Alarming Symptoms in Aging Cats
James R. Speiser, DVM, DABVP, CCRT
October 16, 2015
Unfortunately we all experience changes in our body as we age, and for cats, there’s no exception. But cats are notorious for masking symptoms of disease, so it’s important to take action if you suspect something may be a little off, rather than waiting to see if it gets better on its own.
Common health issues we see in older cats include kidney disease, cancer, diabetes, and hyperthyroidism. Here are some symptoms to look out for:
- Kidney disease. You’ll find that cats with kidney disease drink more water, or urinate more than usual. You also might notice weight loss, bad breath, or ulcers in the mouth in extreme cases. Kidney disease can be treated with dietary change and medications. Some cats will require intravenous fluid therapy in the hospital for a few days, followed by fluids given at home by the owner 2-3 times a week.
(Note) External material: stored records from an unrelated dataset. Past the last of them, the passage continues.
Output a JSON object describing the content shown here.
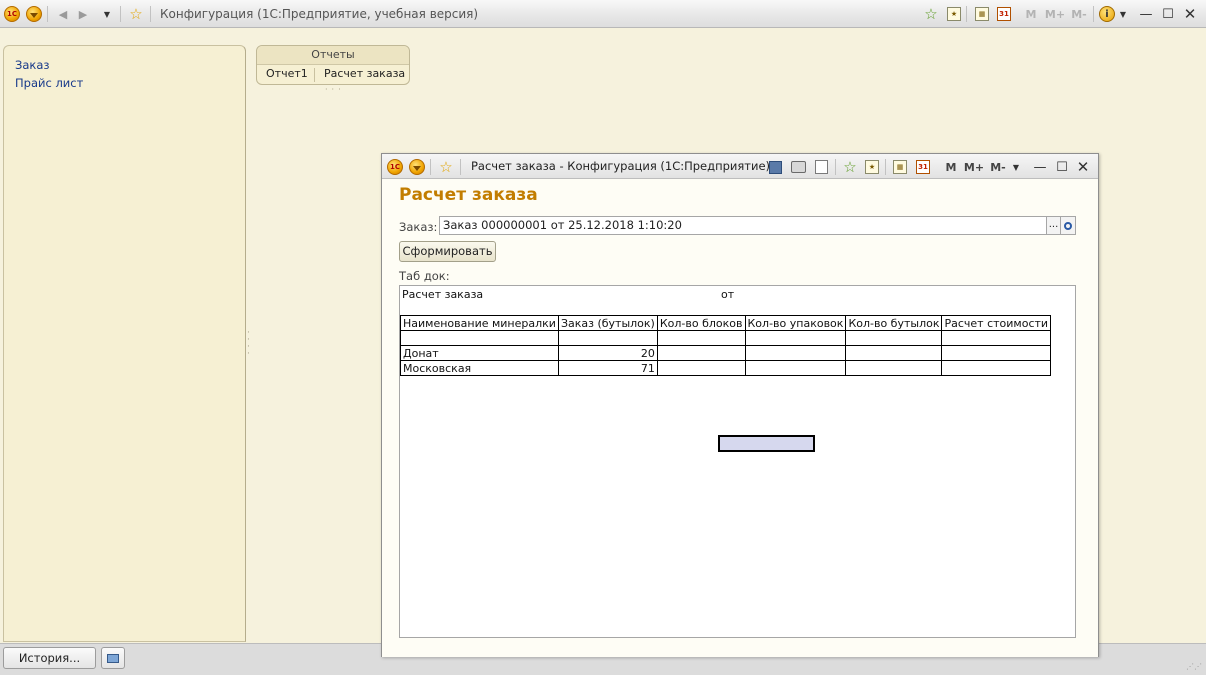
{
  "app": {
    "title": "Конфигурация  (1С:Предприятие, учебная версия)",
    "logo_text": "1С",
    "toolbar_m": [
      "M",
      "M+",
      "M-"
    ],
    "colors": {
      "background": "#f6f2dd",
      "accent": "#c27d00",
      "link": "#17398a"
    }
  },
  "sidebar": {
    "items": [
      {
        "label": "Заказ"
      },
      {
        "label": "Прайс лист"
      }
    ]
  },
  "reports": {
    "header": "Отчеты",
    "items": [
      {
        "label": "Отчет1"
      },
      {
        "label": "Расчет заказа"
      }
    ]
  },
  "status": {
    "history_label": "История..."
  },
  "child": {
    "title": "Расчет заказа - Конфигурация  (1С:Предприятие)",
    "logo_text": "1С",
    "calendar_day": "31",
    "toolbar_m": [
      "M",
      "M+",
      "M-"
    ],
    "form": {
      "title": "Расчет заказа",
      "order_label": "Заказ:",
      "order_value": "Заказ 000000001 от 25.12.2018 1:10:20",
      "select_label": "...",
      "generate_label": "Сформировать",
      "tab_label": "Таб док:"
    },
    "report": {
      "title": "Расчет заказа",
      "from_label": "от",
      "columns": [
        "Наименование минералки",
        "Заказ (бутылок)",
        "Кол-во блоков",
        "Кол-во упаковок",
        "Кол-во бутылок",
        "Расчет стоимости"
      ],
      "rows": [
        [
          "",
          "",
          "",
          "",
          "",
          ""
        ],
        [
          "Донат",
          "20",
          "",
          "",
          "",
          ""
        ],
        [
          "Московская",
          "71",
          "",
          "",
          "",
          ""
        ]
      ]
    }
  }
}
- Cancer. Lymphosarcoma is one of the most common cancers found in cats. Symptoms vary based on what organ is affected – liver, intestine, kidney, lung, skin, lymph node, or brain, but warning signs often include weight loss, lethargy, and anorexia. If the cancer involves the digestive system (the most common form), the cat will vomit. In the lung, they’ll experience difficulty with breathing, which can become an emergency. With liver cancer, they might become jaundice (turn yellow), and with brain cancer, they could have seizures, become disoriented, have a head tilt, or walk in circles. Lymphosarcoma can be treated with chemotherapy and can be quite successful for 6-18 months, depending on the site and nature of the cancer. This time period may not seem long to us, but relative to how long a cat typically lives (around 12 years), 12 months would be like you living an additional 6+ years with successful treatment!
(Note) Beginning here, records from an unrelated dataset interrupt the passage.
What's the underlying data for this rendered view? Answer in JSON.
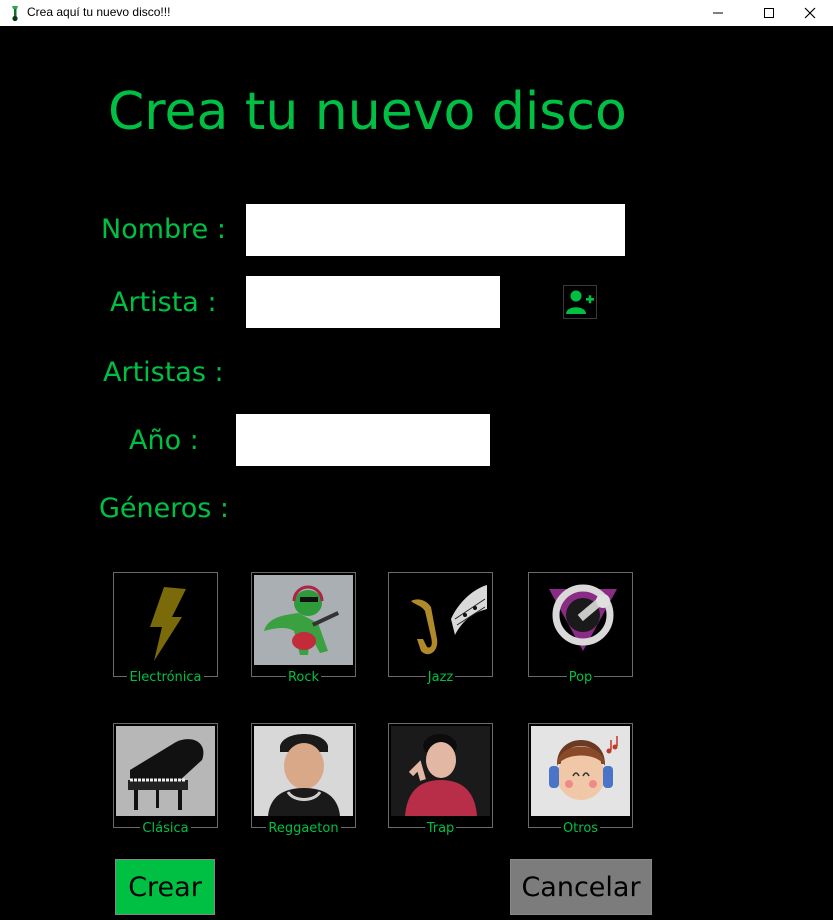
{
  "window": {
    "title": "Crea aquí tu nuevo disco!!!"
  },
  "heading": "Crea tu nuevo disco",
  "form": {
    "nombre_label": "Nombre :",
    "nombre_value": "",
    "artista_label": "Artista :",
    "artista_value": "",
    "artistas_label": "Artistas :",
    "anio_label": "Año :",
    "anio_value": "",
    "generos_label": "Géneros :"
  },
  "genres": [
    {
      "label": "Electrónica",
      "icon": "lightning-bolt-icon"
    },
    {
      "label": "Rock",
      "icon": "dinosaur-guitar-icon"
    },
    {
      "label": "Jazz",
      "icon": "saxophone-icon"
    },
    {
      "label": "Pop",
      "icon": "pop-music-microphone-icon"
    },
    {
      "label": "Clásica",
      "icon": "grand-piano-icon"
    },
    {
      "label": "Reggaeton",
      "icon": "reggaeton-artist-icon"
    },
    {
      "label": "Trap",
      "icon": "trap-artist-icon"
    },
    {
      "label": "Otros",
      "icon": "headphones-boy-icon"
    }
  ],
  "buttons": {
    "create": "Crear",
    "cancel": "Cancelar"
  },
  "colors": {
    "accent": "#00c044",
    "background": "#000000",
    "cancel": "#7c7c7c"
  }
}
- Diabetes. You’ll find that diabetic cats are really thirsty, urinate more often, and appear thinner. Type 1 diabetes is when the pancreas cannot make enough insulin due to a degenerative change where the cells that make insulin die and do not regenerate. This type can be treated successfully with insulin injections that the owner will need to give twice a day, along with a specific diet. Type 2 diabetes is when the cells in the pancreas don’t make enough insulin due to a competitive factor or medication that the cat has been given (like corticosteroids, for instance). An oral medication can help control the diabetes without the need for insulin. In general, obese cats have a much higher risk of diabetes, so weight loss is important, as long as it’s gradual.
- Hyperthyroidism. Hyperthyroid cats will have a ravenous appetite, but experience excessive weight loss. Their coat will look unkempt, and eventually they will get anorexic. Hyperthyroidism also causes high blood pressure, which over time can cause chronic irreversible kidney disease, which can then cause a stroke. It can be diagnosed with a simple blood test and treated with a single shot cure of Iodine 131, which eliminates having to give a pill twice daily.
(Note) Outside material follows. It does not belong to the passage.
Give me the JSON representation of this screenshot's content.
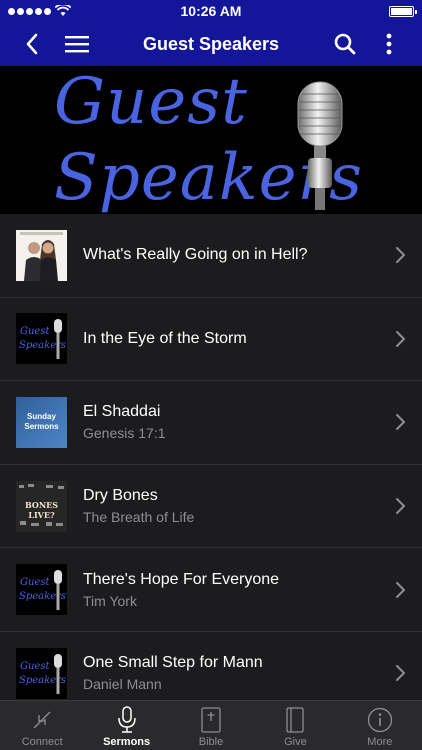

The best preventative is to keep your cat at a healthy weight, and order blood work when you visit your vet once a year. Comparatively, if you were over 60 years old, would you feel comfortable getting a health check once every 7-10 years? Probably not!